Not quite, but the 17th century equivalent.
Last night I attended a lecture in Boston by Diane Rapaport, author of The Naked Quaker: True Crimes and Controversies from the Courts of Colonial New England. Ms. Rappaport, a lawyer, spent many an hour of her spare time, searching New England archives looking at court records from the 1600s. Reading them was like reading scripts of soap operas. In my own research for Women of Granite I found the same thing. It seems that before radio and television, people occupied their time by sueing their neighbors--and sometimes their own family--for matters both large and small. Rappaport has collected twenty-five stories in her book.
I'm sure you're intrigued by the title story, "The Naked Quaker." It seems that in colonial New England, EVERYONE was required to attend Puritan services, including Quakers. Some of the Quakers protested this lack of religious tolerance. One was a New Hampshire woman by the name of Lydia Wardell. Lydia went to church and then stripped bare as her way of protest. The authorities were not amused and punished her. Her punishment? Being stripped to the waist and whipped! Ouch!
I purchased a copy of the book for the library, and the author signed it, so give us a few weeks to process, catalog it and get it on the new book shelf!

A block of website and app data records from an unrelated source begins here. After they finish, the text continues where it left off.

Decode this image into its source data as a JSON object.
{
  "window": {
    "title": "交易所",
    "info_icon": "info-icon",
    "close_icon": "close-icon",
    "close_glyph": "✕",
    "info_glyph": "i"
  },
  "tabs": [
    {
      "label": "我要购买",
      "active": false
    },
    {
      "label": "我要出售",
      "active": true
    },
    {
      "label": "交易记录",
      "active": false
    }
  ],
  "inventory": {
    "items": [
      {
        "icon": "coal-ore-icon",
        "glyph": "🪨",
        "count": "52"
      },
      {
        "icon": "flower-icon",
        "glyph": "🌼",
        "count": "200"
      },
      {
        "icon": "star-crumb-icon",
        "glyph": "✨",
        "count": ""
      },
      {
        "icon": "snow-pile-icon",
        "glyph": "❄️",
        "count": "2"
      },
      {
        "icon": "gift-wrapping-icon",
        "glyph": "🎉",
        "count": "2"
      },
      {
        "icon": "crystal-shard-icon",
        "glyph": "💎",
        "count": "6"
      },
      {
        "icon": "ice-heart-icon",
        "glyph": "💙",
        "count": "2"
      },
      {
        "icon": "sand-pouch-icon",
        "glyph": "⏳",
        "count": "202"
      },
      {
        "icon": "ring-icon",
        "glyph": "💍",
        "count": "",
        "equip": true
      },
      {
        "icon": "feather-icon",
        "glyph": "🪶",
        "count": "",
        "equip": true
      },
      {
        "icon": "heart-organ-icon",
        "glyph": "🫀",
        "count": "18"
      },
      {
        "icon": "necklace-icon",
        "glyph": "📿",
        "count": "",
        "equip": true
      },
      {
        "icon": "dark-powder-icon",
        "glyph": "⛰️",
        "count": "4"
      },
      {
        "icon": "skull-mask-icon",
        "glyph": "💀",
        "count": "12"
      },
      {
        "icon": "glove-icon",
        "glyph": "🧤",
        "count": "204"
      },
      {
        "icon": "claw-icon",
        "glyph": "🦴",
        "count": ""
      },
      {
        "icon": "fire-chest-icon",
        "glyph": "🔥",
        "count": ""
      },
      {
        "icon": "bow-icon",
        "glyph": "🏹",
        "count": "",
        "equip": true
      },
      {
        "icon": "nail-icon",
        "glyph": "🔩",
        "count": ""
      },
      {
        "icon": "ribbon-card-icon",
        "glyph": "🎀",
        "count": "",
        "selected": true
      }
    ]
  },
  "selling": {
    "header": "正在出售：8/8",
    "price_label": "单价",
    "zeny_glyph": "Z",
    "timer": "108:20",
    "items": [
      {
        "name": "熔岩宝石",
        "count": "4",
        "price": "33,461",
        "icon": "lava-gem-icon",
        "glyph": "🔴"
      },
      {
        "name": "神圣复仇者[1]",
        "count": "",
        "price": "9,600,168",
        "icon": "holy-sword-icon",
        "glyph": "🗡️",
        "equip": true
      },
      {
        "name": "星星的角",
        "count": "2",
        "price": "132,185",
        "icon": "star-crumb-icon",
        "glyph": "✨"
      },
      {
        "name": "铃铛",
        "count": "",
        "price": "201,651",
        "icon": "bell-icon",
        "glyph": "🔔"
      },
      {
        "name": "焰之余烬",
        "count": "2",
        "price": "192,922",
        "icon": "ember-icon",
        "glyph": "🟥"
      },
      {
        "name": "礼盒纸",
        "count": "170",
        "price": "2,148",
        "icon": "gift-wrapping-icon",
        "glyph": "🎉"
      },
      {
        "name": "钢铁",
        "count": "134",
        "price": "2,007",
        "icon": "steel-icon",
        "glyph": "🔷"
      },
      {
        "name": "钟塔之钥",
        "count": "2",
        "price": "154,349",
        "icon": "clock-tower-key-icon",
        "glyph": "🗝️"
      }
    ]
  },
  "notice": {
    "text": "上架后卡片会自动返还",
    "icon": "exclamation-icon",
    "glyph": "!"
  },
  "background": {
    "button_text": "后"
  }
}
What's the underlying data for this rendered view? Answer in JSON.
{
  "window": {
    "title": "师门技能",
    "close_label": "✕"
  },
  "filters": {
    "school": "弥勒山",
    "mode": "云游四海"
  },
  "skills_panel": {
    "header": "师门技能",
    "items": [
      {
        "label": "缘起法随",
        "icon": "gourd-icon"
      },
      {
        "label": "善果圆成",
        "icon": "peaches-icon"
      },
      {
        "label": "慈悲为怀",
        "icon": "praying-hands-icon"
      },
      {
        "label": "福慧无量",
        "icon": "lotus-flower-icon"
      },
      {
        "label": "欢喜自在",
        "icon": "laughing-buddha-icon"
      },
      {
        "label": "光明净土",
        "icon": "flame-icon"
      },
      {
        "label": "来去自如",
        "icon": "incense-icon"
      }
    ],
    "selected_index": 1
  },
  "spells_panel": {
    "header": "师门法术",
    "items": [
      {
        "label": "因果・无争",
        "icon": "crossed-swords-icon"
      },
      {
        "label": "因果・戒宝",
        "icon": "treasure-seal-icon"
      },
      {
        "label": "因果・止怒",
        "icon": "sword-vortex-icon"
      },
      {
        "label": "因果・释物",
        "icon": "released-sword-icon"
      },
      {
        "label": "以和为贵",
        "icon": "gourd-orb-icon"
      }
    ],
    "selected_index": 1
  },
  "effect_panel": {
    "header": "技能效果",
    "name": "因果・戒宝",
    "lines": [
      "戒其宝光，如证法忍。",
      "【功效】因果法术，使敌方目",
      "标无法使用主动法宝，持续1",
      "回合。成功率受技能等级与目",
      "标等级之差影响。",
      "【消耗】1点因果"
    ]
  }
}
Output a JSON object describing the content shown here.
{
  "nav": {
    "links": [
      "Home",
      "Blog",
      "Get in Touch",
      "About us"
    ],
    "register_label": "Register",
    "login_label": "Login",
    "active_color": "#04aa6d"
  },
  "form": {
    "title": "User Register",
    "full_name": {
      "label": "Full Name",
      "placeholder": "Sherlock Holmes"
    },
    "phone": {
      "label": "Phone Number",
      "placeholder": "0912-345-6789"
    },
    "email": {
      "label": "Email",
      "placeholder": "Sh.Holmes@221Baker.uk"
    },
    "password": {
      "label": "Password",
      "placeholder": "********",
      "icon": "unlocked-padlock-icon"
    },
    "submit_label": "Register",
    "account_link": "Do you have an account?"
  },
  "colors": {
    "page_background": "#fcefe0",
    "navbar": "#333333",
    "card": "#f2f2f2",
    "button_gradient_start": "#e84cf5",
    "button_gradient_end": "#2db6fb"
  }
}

The lecture was held at the New England Historic Genealogical Society on Newbury St. Visit their website to learn about other, sure to be fascinating, events.